Of all of the childhood stories I’ve read and movies I’ve watched, The Wizard of Oz is my all-time favorite. Whether it’s the classic film starring Judy Garland and those iconic ruby slippers or The Wiz that places Diana Ross in Dorothy’s role and highlights Michael Jackson as The Scarecrow, it is mandatory that I watch it if it’s on television. As a child, I appreciated both films for their bright colors, beautiful music and the overall message that good conquers evil. As an adult, I’ve come to appreciate the deeper message of owning your power. In both incarnations of the film, our heroes discovered that the very things they sought-a brain, a heart, courage and belonging-were within them the entire time. It just took an adventure that challenged them to the height of their abilities to bring it out of them.
This past Wednesday I received notice that I’ve been accepted into my masters program, a goal that I had been striving for during the entire summer. I was elated to the point of tears, and anyone who knows me well knows that I’m not a happy crier. Naturally, the next step was to call my parents and tell them the good news. As I was gushing about it all, both of them separately asked me the same question:
“Jasmyn, are you surprised?”
Although my initial answer was “No, I’m just that happy!” their inquiry got me thinking. To a degree, I was surprised-and yet I had no reason to be. Intellectually I knew that I had done my very best and that I was more than qualified to enter the program. However, this belief took a bit longer to reach my heart, hence the happy tears.
It’s an ongoing paradox. Even when all signs are in our favor to pursue the next step in our life’s adventure, there is this nagging undercurrent of doubt that whispers to us, planting the notion that we don’t deserve to move forward, or that we’re incapable of achieving our calling. It’s as if our gifts, talents and abilities have a direct negative relationship with the level of confidence we have in ourselves.

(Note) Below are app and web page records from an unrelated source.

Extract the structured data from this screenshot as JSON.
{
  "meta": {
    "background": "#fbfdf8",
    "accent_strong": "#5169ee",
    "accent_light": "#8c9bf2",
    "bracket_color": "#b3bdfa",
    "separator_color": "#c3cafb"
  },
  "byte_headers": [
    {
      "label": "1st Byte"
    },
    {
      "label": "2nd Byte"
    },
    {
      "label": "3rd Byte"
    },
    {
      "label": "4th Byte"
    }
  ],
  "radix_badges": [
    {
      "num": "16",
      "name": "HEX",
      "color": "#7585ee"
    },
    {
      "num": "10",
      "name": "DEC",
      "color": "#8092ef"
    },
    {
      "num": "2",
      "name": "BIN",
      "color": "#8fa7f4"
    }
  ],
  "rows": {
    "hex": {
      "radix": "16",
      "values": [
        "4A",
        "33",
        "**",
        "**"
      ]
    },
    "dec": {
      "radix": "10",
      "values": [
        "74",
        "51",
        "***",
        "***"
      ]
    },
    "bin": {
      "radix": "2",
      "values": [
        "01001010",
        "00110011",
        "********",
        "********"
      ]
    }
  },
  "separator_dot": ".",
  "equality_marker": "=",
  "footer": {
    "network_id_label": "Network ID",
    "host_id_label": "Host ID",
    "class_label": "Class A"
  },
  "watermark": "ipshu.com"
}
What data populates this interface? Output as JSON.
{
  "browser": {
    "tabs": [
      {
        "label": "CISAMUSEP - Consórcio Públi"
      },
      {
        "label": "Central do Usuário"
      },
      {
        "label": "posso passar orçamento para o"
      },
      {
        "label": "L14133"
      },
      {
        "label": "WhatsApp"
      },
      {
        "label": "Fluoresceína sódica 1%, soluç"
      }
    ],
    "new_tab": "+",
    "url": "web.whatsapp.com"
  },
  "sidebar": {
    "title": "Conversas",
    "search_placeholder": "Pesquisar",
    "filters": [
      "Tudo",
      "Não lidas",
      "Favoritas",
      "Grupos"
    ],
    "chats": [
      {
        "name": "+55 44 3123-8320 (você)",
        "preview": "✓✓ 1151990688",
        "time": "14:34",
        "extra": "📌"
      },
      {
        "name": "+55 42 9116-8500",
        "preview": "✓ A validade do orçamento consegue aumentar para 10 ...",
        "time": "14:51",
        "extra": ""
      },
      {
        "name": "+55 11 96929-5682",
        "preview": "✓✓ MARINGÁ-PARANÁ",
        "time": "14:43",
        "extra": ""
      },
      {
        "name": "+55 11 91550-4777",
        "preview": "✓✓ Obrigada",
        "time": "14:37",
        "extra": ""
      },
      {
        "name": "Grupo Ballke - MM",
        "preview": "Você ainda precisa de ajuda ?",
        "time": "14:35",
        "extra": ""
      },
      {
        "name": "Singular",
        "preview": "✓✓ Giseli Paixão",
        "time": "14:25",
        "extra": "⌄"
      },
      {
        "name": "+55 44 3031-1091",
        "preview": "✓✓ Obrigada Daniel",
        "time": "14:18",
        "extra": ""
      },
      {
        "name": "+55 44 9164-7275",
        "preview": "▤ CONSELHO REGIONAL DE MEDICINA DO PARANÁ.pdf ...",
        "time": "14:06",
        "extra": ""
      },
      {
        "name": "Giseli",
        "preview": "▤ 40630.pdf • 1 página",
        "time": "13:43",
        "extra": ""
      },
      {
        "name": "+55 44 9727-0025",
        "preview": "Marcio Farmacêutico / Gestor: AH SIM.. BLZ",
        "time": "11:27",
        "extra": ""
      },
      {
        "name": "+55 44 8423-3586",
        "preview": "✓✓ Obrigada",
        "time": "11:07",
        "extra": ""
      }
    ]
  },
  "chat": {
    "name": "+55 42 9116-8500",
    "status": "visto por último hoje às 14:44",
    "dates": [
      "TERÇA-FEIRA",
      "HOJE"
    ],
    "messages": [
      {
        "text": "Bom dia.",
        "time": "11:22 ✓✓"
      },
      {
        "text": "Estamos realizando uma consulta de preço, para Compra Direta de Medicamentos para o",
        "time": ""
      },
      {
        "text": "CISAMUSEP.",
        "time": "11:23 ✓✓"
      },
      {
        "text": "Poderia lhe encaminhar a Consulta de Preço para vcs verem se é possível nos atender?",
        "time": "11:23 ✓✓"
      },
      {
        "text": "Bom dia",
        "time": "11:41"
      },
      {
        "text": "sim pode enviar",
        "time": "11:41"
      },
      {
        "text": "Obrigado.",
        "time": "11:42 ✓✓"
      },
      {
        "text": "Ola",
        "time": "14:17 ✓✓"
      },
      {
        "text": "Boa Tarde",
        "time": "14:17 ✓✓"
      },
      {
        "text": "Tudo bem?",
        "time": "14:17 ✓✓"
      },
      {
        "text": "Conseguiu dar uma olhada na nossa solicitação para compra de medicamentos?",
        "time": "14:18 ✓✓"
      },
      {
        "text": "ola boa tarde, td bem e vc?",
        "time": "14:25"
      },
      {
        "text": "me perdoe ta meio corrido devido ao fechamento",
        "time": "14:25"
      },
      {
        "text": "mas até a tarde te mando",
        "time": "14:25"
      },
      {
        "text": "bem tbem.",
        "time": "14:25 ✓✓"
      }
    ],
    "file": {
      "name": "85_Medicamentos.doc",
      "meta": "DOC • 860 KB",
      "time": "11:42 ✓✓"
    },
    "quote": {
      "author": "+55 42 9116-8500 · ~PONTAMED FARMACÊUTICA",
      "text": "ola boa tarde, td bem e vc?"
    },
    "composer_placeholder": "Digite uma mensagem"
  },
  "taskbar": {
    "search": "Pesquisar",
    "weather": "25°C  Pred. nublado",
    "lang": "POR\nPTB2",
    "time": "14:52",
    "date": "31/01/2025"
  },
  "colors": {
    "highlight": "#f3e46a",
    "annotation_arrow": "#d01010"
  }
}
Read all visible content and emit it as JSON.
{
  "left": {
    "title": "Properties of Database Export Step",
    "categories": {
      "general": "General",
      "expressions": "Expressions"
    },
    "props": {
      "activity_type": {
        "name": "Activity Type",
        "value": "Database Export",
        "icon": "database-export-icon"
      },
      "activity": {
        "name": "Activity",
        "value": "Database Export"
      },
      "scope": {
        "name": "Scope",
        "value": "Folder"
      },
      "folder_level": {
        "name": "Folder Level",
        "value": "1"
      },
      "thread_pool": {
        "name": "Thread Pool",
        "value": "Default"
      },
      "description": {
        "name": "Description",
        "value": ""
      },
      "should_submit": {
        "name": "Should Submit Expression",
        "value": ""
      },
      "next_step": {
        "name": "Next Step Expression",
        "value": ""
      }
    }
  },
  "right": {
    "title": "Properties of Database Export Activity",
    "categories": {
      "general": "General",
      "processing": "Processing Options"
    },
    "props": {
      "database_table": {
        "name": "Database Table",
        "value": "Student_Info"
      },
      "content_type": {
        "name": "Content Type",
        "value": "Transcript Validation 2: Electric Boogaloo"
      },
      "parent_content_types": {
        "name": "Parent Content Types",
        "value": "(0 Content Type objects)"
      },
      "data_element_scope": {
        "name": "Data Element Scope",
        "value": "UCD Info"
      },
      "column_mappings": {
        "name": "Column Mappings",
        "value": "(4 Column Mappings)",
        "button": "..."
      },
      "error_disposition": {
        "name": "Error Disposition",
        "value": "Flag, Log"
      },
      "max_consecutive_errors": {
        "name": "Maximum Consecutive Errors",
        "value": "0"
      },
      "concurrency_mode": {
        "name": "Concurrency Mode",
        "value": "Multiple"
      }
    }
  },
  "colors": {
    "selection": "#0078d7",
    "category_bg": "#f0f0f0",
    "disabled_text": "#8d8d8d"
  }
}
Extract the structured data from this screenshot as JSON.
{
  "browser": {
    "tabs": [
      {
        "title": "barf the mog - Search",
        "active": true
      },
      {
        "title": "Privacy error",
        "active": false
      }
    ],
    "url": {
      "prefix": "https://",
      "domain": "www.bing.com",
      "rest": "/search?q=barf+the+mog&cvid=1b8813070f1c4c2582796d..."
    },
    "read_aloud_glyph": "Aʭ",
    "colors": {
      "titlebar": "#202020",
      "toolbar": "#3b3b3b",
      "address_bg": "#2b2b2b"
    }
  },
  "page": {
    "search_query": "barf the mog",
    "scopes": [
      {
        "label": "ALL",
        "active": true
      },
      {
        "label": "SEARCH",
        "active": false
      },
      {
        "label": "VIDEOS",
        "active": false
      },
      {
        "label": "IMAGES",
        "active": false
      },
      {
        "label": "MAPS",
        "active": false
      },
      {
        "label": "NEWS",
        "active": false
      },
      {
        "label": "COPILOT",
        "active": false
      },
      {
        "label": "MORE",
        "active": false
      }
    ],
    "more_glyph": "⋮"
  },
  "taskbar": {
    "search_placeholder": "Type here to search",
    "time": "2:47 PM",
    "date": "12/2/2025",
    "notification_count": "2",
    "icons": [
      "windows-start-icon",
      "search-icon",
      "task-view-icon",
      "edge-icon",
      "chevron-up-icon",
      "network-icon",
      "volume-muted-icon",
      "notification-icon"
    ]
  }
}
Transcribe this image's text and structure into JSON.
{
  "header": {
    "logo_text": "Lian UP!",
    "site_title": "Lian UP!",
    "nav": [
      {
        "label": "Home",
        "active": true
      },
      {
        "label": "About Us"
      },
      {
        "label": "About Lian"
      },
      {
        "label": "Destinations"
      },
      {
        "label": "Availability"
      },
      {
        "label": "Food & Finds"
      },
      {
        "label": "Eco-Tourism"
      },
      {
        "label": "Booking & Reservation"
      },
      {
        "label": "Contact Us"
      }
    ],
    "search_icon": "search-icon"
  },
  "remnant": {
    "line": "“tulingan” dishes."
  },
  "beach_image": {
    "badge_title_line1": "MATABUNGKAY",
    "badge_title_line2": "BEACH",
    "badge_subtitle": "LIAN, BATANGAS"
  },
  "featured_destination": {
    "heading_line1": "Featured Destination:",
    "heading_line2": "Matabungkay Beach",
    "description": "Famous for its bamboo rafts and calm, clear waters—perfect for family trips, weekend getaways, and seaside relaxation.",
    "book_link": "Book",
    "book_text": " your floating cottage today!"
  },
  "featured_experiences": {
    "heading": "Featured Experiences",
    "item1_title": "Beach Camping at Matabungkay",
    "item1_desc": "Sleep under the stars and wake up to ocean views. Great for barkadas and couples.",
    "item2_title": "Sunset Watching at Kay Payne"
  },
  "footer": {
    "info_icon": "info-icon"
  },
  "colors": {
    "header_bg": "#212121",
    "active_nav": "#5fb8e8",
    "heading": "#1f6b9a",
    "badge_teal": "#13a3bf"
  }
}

That is where faith comes in. We must have faith that as long as we’re in concert with God, He’s directing us in alignment with our purpose. Second, we must maintain faith in knowing that we have all we need to accomplish anything we set our minds to. The intellect, compassion, bravery and acceptance that we seek to find doesn’t exist over some distant rainbow. Rather, by following our own yellow brick roads, we’ll arrive at our God-given destinations and find that it was within us all along-that is, if we’re willing to take the journey.